---- TASK INPUTS
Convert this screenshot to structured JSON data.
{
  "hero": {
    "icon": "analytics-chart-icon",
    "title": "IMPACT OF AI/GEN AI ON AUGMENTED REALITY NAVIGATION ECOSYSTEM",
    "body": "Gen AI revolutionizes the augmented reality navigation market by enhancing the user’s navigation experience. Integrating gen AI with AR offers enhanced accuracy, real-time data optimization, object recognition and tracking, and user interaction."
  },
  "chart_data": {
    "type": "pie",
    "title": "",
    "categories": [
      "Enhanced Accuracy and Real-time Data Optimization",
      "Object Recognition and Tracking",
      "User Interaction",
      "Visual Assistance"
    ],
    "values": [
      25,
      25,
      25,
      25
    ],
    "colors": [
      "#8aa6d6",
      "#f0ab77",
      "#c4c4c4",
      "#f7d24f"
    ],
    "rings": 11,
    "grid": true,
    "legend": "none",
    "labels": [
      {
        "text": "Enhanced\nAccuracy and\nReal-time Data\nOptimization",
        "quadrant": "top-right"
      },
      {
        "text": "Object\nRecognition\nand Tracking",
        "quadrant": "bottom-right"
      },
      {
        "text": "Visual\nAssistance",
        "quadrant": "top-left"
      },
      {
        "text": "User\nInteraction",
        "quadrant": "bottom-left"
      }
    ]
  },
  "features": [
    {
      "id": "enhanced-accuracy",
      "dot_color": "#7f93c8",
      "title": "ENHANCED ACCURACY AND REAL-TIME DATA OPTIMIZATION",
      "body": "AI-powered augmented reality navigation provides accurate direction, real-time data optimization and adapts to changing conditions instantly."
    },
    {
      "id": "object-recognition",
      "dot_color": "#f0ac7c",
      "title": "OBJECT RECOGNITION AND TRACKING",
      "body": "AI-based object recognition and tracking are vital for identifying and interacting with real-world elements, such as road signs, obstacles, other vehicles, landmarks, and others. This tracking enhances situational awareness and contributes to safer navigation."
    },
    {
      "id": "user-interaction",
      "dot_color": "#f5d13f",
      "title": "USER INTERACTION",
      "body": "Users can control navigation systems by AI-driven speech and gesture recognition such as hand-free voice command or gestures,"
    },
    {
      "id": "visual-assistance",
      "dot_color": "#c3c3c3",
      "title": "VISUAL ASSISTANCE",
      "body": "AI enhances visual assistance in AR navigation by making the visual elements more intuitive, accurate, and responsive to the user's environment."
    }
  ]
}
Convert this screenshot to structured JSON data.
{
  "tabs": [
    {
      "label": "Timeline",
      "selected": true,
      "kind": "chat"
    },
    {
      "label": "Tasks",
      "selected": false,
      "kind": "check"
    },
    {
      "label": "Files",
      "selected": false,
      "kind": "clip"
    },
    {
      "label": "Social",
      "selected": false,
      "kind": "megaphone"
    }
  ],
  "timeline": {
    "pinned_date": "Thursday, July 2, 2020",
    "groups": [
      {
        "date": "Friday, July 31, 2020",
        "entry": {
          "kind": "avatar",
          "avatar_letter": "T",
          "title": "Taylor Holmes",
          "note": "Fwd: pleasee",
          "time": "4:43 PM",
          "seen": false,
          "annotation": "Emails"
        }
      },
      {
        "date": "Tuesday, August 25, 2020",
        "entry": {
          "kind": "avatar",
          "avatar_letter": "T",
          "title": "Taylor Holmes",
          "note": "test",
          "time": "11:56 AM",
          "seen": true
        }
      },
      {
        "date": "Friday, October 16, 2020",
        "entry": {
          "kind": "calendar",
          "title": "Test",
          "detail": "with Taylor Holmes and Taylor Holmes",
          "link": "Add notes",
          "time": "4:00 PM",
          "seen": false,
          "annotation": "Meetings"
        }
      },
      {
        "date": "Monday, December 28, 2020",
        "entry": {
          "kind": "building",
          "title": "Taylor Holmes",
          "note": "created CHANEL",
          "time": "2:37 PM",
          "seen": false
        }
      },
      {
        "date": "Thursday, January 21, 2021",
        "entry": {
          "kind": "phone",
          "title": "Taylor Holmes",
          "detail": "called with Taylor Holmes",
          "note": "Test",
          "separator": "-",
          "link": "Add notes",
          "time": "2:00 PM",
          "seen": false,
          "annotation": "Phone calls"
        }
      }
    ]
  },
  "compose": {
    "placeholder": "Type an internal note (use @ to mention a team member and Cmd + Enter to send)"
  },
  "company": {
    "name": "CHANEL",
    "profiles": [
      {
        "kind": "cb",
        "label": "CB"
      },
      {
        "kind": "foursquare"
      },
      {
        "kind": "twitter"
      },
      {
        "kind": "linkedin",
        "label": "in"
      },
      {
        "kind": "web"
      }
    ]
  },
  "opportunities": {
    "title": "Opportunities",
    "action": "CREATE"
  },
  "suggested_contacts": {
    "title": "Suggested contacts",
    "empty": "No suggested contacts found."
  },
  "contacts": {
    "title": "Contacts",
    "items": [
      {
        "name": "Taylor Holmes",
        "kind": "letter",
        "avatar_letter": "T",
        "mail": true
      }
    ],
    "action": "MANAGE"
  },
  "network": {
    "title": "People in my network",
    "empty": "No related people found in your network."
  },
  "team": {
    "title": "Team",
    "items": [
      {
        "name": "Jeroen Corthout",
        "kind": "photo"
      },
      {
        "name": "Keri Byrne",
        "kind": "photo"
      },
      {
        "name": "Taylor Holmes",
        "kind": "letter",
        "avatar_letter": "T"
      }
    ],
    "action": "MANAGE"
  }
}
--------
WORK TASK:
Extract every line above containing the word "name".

ANSWER TO THE EXERCISE:
    "name": "CHANEL",
        "name": "Taylor Holmes",
        "name": "Jeroen Corthout",
        "name": "Keri Byrne",
        "name": "Taylor Holmes",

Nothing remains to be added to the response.